Oil industry equipment firm Shandong Molong shares plunge 14pc after surprise warning of losses
Firm faces delisting from Shenzhen Stock Exchange if it posts three consecutive annual losses. It posted a 259.6m yuan loss in 2015
Shares in Shandong Molong Petroleum Machinery plunged as much as 15.6 per cent on Friday despite its board apologised for warning it would post a significant net loss for last year, three months after saying it expected to record a profit.
The Shouguang-based maker of oil drill pipes and drilling machine parts now expects to post a net loss of between 480 and 630 million yuan for the 12 months to December 31, it said in a filing to Hong Kong’s stock exchange on Friday.

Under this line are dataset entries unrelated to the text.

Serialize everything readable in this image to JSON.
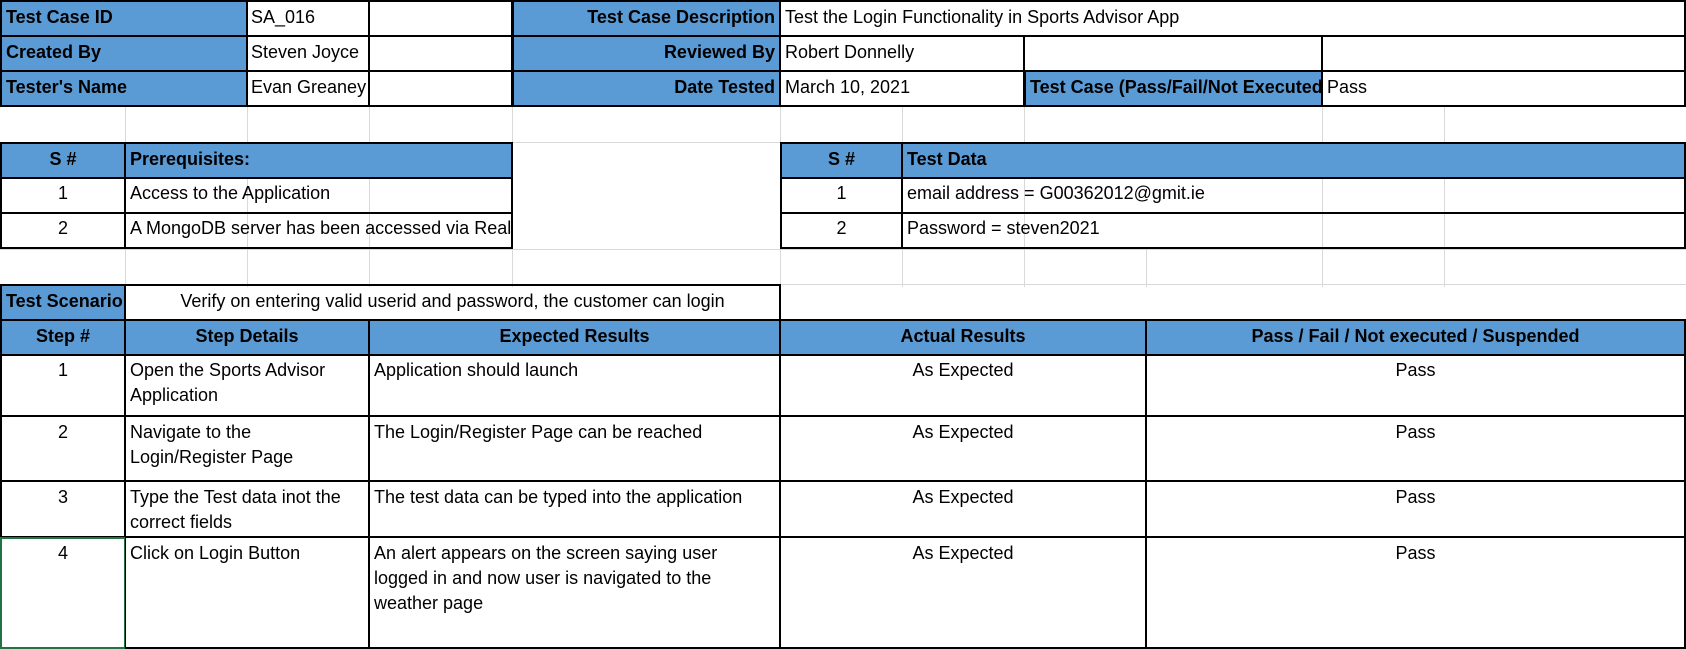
{
  "header": {
    "id_label": "Test Case ID",
    "id_value": "SA_016",
    "desc_label": "Test Case Description",
    "desc_value": "Test the Login Functionality in Sports Advisor App",
    "created_label": "Created By",
    "created_value": "Steven Joyce",
    "reviewed_label": "Reviewed By",
    "reviewed_value": "Robert Donnelly",
    "tester_label": "Tester's Name",
    "tester_value": "Evan Greaney",
    "date_label": "Date Tested",
    "date_value": "March 10, 2021",
    "result_label": "Test Case (Pass/Fail/Not Executed)",
    "result_value": "Pass"
  },
  "prereq": {
    "sn_label": "S #",
    "title": "Prerequisites:",
    "items": [
      {
        "n": "1",
        "text": "Access to the Application"
      },
      {
        "n": "2",
        "text": "A MongoDB server has been accessed via Realm"
      }
    ]
  },
  "testdata": {
    "sn_label": "S #",
    "title": "Test Data",
    "items": [
      {
        "n": "1",
        "text": "email address = G00362012@gmit.ie"
      },
      {
        "n": "2",
        "text": "Password = steven2021"
      }
    ]
  },
  "scenario": {
    "label": "Test Scenario",
    "text": "Verify on entering valid userid and password, the customer can login"
  },
  "steps": {
    "headers": [
      "Step #",
      "Step Details",
      "Expected Results",
      "Actual Results",
      "Pass / Fail / Not executed / Suspended"
    ],
    "rows": [
      {
        "n": "1",
        "details": "Open the Sports Advisor Application",
        "expected": "Application should launch",
        "actual": "As Expected",
        "status": "Pass"
      },
      {
        "n": "2",
        "details": "Navigate to the Login/Register Page",
        "expected": "The Login/Register Page can be reached",
        "actual": "As Expected",
        "status": "Pass"
      },
      {
        "n": "3",
        "details": "Type the Test data inot the correct fields",
        "expected": "The test data can be typed into the application",
        "actual": "As Expected",
        "status": "Pass"
      },
      {
        "n": "4",
        "details": "Click on Login Button",
        "expected": "An alert appears on the screen saying user logged in and now user is navigated to the weather page",
        "actual": "As Expected",
        "status": "Pass"
      }
    ]
  }
}
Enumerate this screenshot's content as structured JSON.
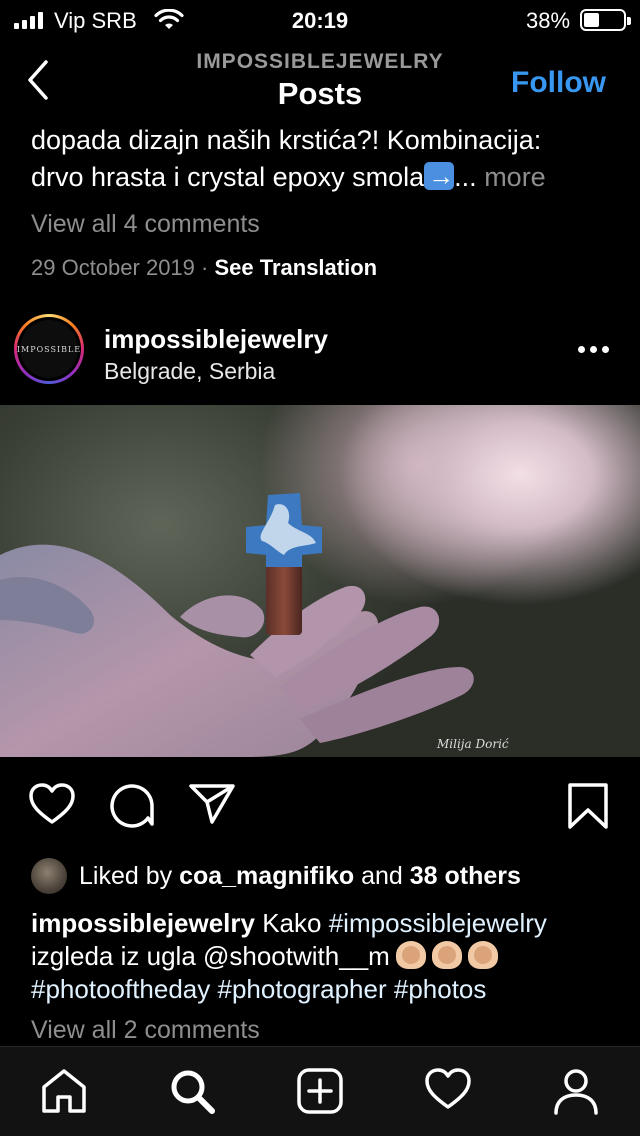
{
  "status_bar": {
    "carrier": "Vip SRB",
    "time": "20:19",
    "battery": "38%",
    "battery_level": 0.38,
    "icons": [
      "signal-icon",
      "wifi-icon",
      "battery-icon"
    ]
  },
  "header": {
    "subtitle": "IMPOSSIBLEJEWELRY",
    "title": "Posts",
    "follow_label": "Follow",
    "back_icon": "chevron-left-icon",
    "accent_color": "#3897f0"
  },
  "previous_post": {
    "caption_line1": "dopada dizajn naših krstića?! Kombinacija:",
    "caption_line2": "drvo hrasta i crystal epoxy smola",
    "caption_ellipsis": "...",
    "more_label": "more",
    "view_comments": "View all 4 comments",
    "date": "29 October 2019",
    "separator": "·",
    "see_translation": "See Translation"
  },
  "post": {
    "avatar_text": "IMPOSSIBLE",
    "username": "impossiblejewelry",
    "location": "Belgrade, Serbia",
    "image_signature": "Milija Dorić",
    "likes": {
      "prefix": "Liked by",
      "liker": "coa_magnifiko",
      "conjunction": "and",
      "others": "38 others"
    },
    "caption": {
      "username": "impossiblejewelry",
      "text1": "Kako",
      "hashtag1": "#impossiblejewelry",
      "text2": "izgleda iz ugla @shootwith__m",
      "hashtags_line": "#photooftheday #photographer #photos"
    },
    "view_comments": "View all 2 comments"
  },
  "actions": [
    "heart-icon",
    "comment-icon",
    "share-icon",
    "bookmark-icon"
  ],
  "tab_bar": [
    "home-icon",
    "search-icon",
    "new-post-icon",
    "activity-icon",
    "profile-icon"
  ]
}
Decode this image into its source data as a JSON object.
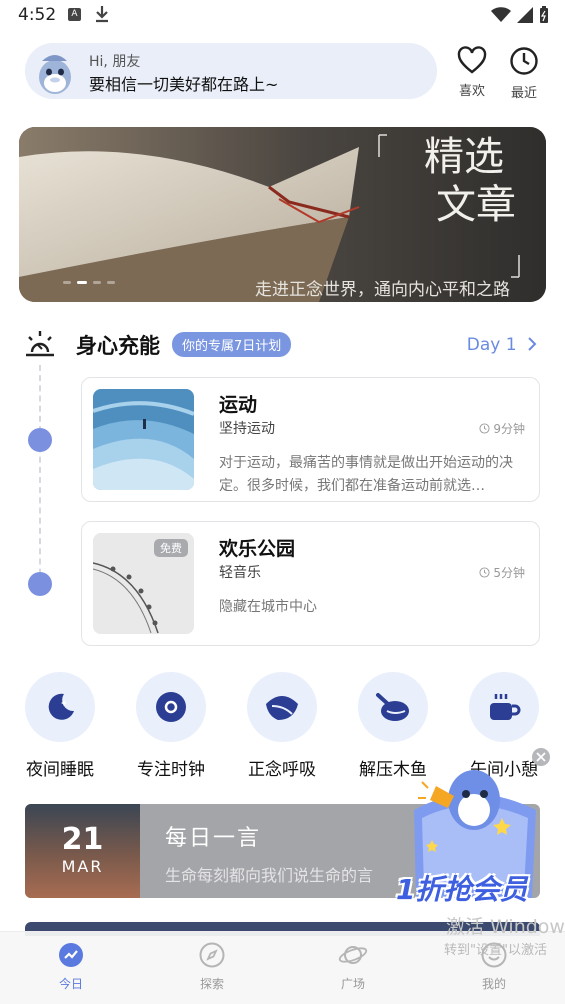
{
  "status": {
    "time": "4:52"
  },
  "greeting": {
    "hi": "Hi, 朋友",
    "message": "要相信一切美好都在路上~"
  },
  "top_actions": {
    "like": "喜欢",
    "recent": "最近"
  },
  "banner": {
    "title_line1": "精选",
    "title_line2": "文章",
    "subtitle": "走进正念世界，通向内心平和之路"
  },
  "section": {
    "title": "身心充能",
    "badge": "你的专属7日计划",
    "day": "Day 1"
  },
  "plans": [
    {
      "name": "运动",
      "sub": "坚持运动",
      "duration": "9分钟",
      "desc": "对于运动，最痛苦的事情就是做出开始运动的决定。很多时候，我们都在准备运动前就选…"
    },
    {
      "name": "欢乐公园",
      "sub": "轻音乐",
      "duration": "5分钟",
      "desc": "隐藏在城市中心",
      "badge": "免费"
    }
  ],
  "tools": [
    {
      "label": "夜间睡眠",
      "icon": "moon-icon"
    },
    {
      "label": "专注时钟",
      "icon": "focus-icon"
    },
    {
      "label": "正念呼吸",
      "icon": "leaf-icon"
    },
    {
      "label": "解压木鱼",
      "icon": "wooden-fish-icon"
    },
    {
      "label": "午间小憩",
      "icon": "coffee-icon"
    }
  ],
  "daily": {
    "day": "21",
    "month": "MAR",
    "title": "每日一言",
    "text": "生命每刻都向我们说生命的言"
  },
  "promo": {
    "text": "1折抢会员"
  },
  "watermark": {
    "line1": "激活 Windows",
    "line2": "转到\"设置\"以激活"
  },
  "nav": {
    "today": "今日",
    "explore": "探索",
    "square": "广场",
    "mine": "我的"
  },
  "colors": {
    "accent": "#6b8be0",
    "card_bg": "#e9eef8"
  }
}
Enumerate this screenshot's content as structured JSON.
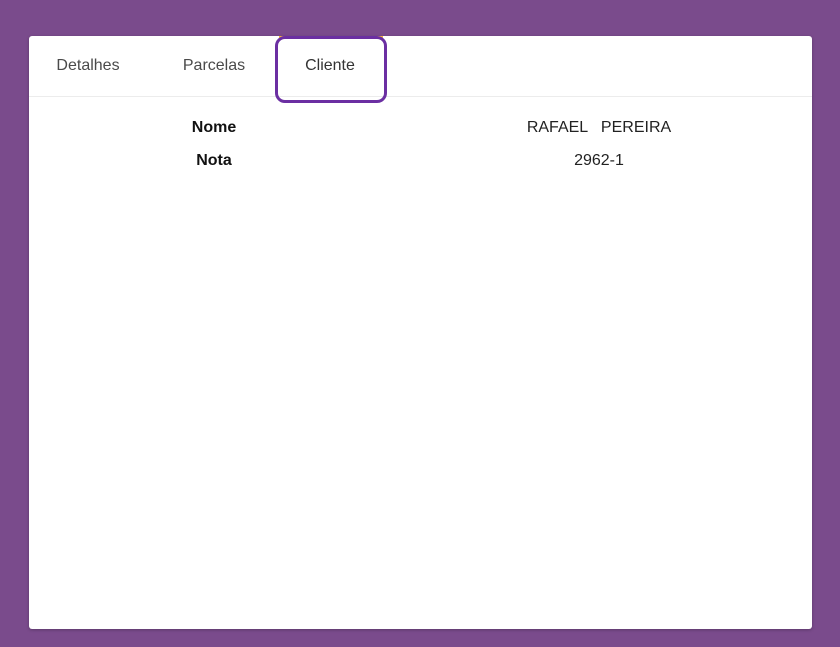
{
  "tabs": {
    "detalhes": "Detalhes",
    "parcelas": "Parcelas",
    "cliente": "Cliente",
    "active": "Cliente"
  },
  "cliente": {
    "nome_label": "Nome",
    "nome_value": "RAFAEL   PEREIRA",
    "nota_label": "Nota",
    "nota_value": "2962-1"
  },
  "colors": {
    "background": "#7a4b8c",
    "panel": "#ffffff",
    "tab_indicator": "#f6b73c",
    "highlight_border": "#6b2fa2"
  }
}
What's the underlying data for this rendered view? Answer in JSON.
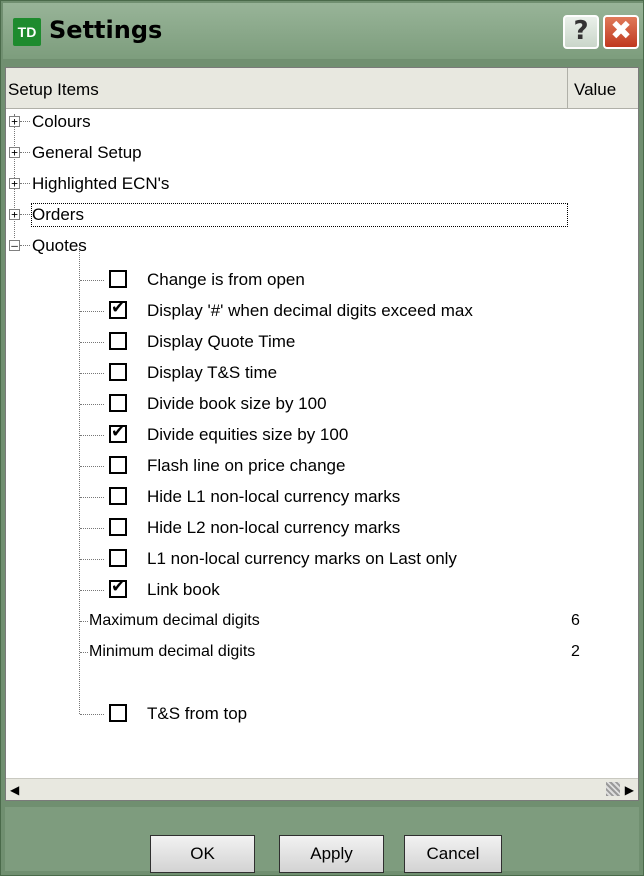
{
  "window": {
    "logo": "TD",
    "title": "Settings",
    "help_label": "?",
    "close_label": "✖"
  },
  "columns": {
    "setup_items": "Setup Items",
    "value": "Value"
  },
  "categories": [
    {
      "label": "Colours",
      "expanded": false
    },
    {
      "label": "General Setup",
      "expanded": false
    },
    {
      "label": "Highlighted ECN's",
      "expanded": false
    },
    {
      "label": "Orders",
      "expanded": false,
      "focused": true
    },
    {
      "label": "Quotes",
      "expanded": true
    }
  ],
  "quotes_items": [
    {
      "label": "Change is from open",
      "checked": false
    },
    {
      "label": "Display '#' when decimal digits exceed max",
      "checked": true
    },
    {
      "label": "Display Quote Time",
      "checked": false
    },
    {
      "label": "Display T&S time",
      "checked": false
    },
    {
      "label": "Divide book size by 100",
      "checked": false
    },
    {
      "label": "Divide equities size by 100",
      "checked": true
    },
    {
      "label": "Flash line on price change",
      "checked": false
    },
    {
      "label": "Hide L1 non-local currency marks",
      "checked": false
    },
    {
      "label": "Hide L2 non-local currency marks",
      "checked": false
    },
    {
      "label": "L1 non-local currency marks on Last only",
      "checked": false
    },
    {
      "label": "Link book",
      "checked": true
    }
  ],
  "numeric_items": [
    {
      "label": "Maximum decimal digits",
      "value": "6"
    },
    {
      "label": "Minimum decimal digits",
      "value": "2"
    }
  ],
  "last_item": {
    "label": "T&S from top",
    "checked": false
  },
  "buttons": {
    "ok": "OK",
    "apply": "Apply",
    "cancel": "Cancel"
  },
  "colors": {
    "window_bg": "#708f70",
    "check_color": "#000000"
  },
  "icons": {
    "scroll_left": "scroll-left-arrow-icon",
    "scroll_right": "scroll-right-arrow-icon"
  }
}
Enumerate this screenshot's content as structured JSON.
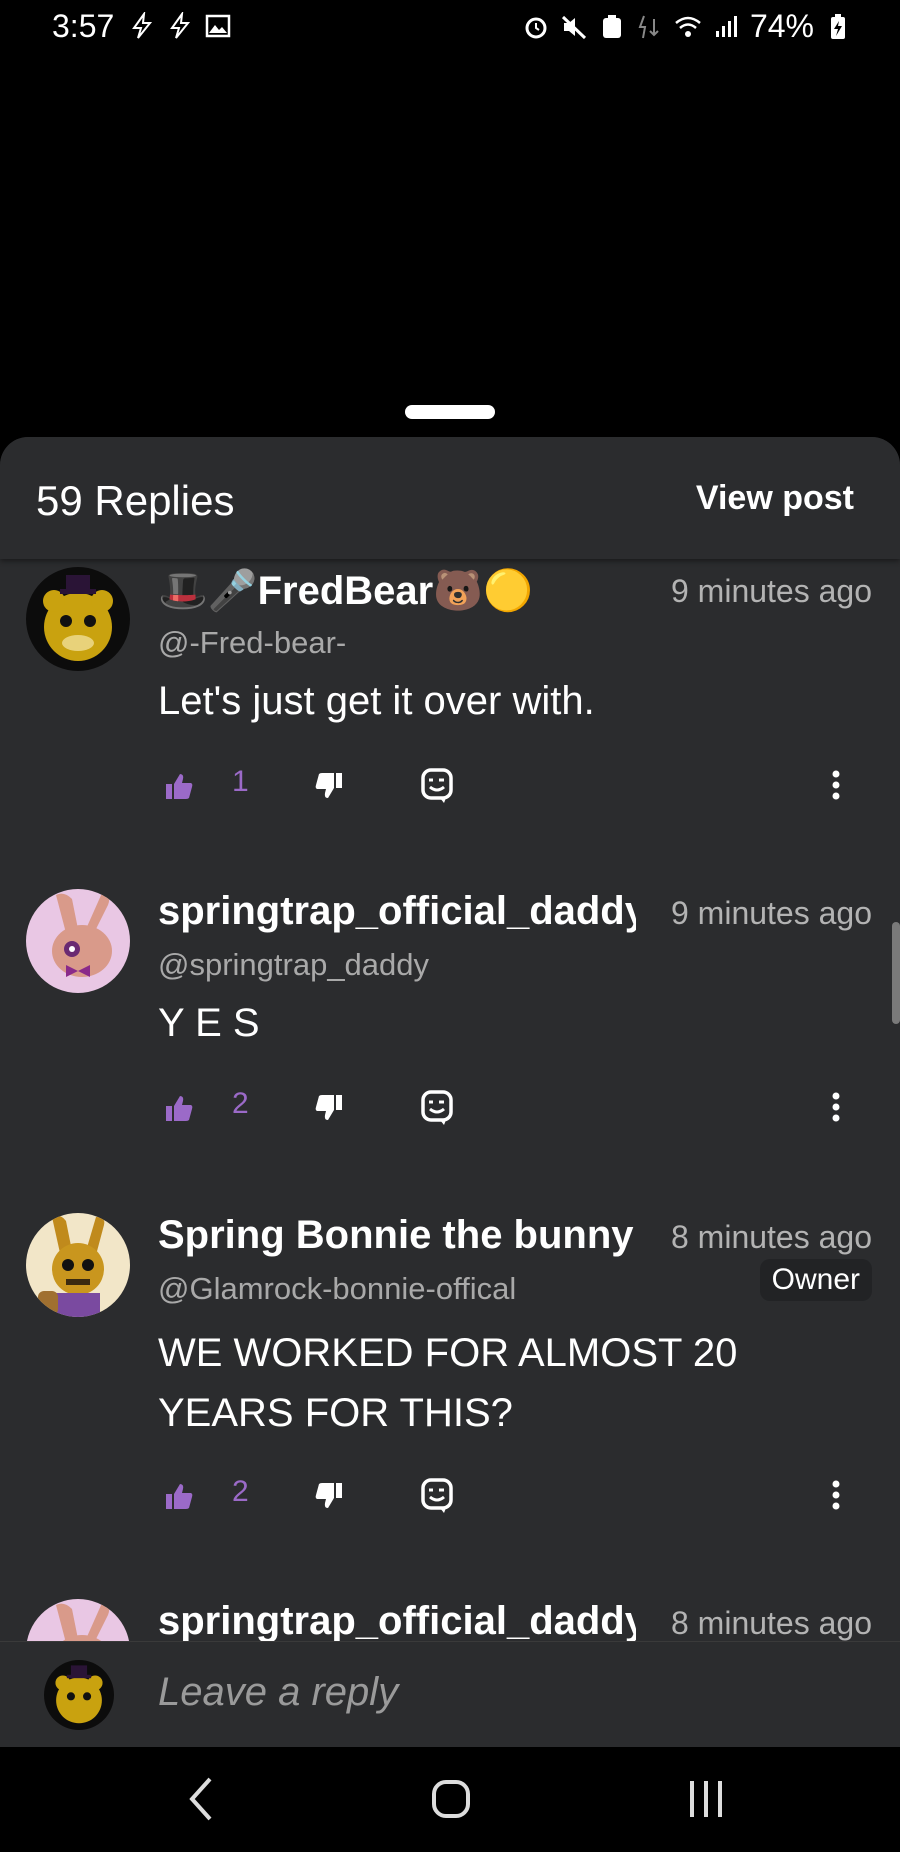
{
  "status_bar": {
    "time": "3:57",
    "battery": "74%"
  },
  "sheet": {
    "replies_count": "59 Replies",
    "view_post_label": "View post"
  },
  "comments": [
    {
      "name": "FredBear",
      "name_prefix_emoji": "🎩🎤",
      "name_suffix_emoji": "🐻🟡",
      "time": "9 minutes ago",
      "handle": "@-Fred-bear-",
      "body": "Let's just get it over with.",
      "likes": "1",
      "avatar_icon": "golden-freddy-avatar"
    },
    {
      "name": "springtrap_official_daddy",
      "time": "9 minutes ago",
      "handle": "@springtrap_daddy",
      "body": "Y E S",
      "likes": "2",
      "avatar_icon": "pink-bunny-avatar"
    },
    {
      "name": "Spring Bonnie the bunny",
      "time": "8 minutes ago",
      "handle": "@Glamrock-bonnie-offical",
      "badge": "Owner",
      "body_line1": "WE WORKED FOR ALMOST 20",
      "body_line2": "YEARS FOR THIS?",
      "likes": "2",
      "avatar_icon": "spring-bonnie-avatar"
    },
    {
      "name": "springtrap_official_daddy",
      "time": "8 minutes ago",
      "avatar_icon": "pink-bunny-avatar"
    }
  ],
  "reply_bar": {
    "placeholder": "Leave a reply"
  },
  "colors": {
    "sheet_bg": "#2b2c2e",
    "like_accent": "#9b6ac8",
    "muted_text": "#a9a9a9"
  }
}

It also said that it faces delisting risk from the Shenzhen Stock Exchange.
Under mainland listing rules, firms can be put under delisting procedures after they post three consecutive annual losses, while those that have reported losses two years in a row are obliged to warn investors of the delisting risk it faces.
Its shares ended the day down 13.83 per cent at HK$2.43.
“Due to the economic situation at home and abroad, the operating performance of the company has dropped significantly, and has made provision for impairment of inventories, receivables, goodwill and other related assets,” it said in the statement.
“The board extends sincere apologies to investors for any inconvenience caused by this revision of the
While its product demand “slightly recovered” last year, it remained low, and although Molong’s output and sales volume have risen from 2015, selling prices have “fallen sharply and have been unstable”, it added.
The warning is in sharp contrast to its previous forecast issued in its third quarter results late in October, when it predicted full-year net profit to be between 6 and 12 million yuan, which was supposed to be a major turnaround from a loss of 259.6 million yuan booked in 2015.
After it reported a net profit of 2.3 million yuan for last year’s first nine months, it appears the management has now decided to book huge asset write-downs in the fourth quarter, which caused the about-face in its results forecast.
The company had booked asset impairment losses of 80.8 million yuan in 2015, of which 52.6 million yuan were on inventory.
The day after it issued the profit turnaround alert on October 26, its shares had closed at HK$3.91, their highest in 16 months.
That October forecast was based on the “on development of new products, expanded markets, and achieving good progress in them” ... besides having “deepened the technology reform, increased product finish rate and ensured improvement in product quality”.
The expected turnaround was notwithstanding last year’s “huge fluctuations in prices of raw materials and a sharp decline in product prices”, it said at the time.
Its asset write-downs in last year’s fourth quarter were despite crude oil price staging a significant rebounded from US$35 a barrel in last year’s first quarter to US$51 in the first quarter, and further gains to around US$55 in recent weeks, bolstering oil producers’ confidence to raise project spending.
Analysts expect Chinese state-backed oil majors to increase their investment in exploration and production projects this year, on the back of an oil price recovery that has made more of their projects economically viable.
CNOOC, the dominant producer in offshore China, last month said it would raise its spending this year to between 60 and 70 billion yuan on its projects, up from about 50 billion yuan last year.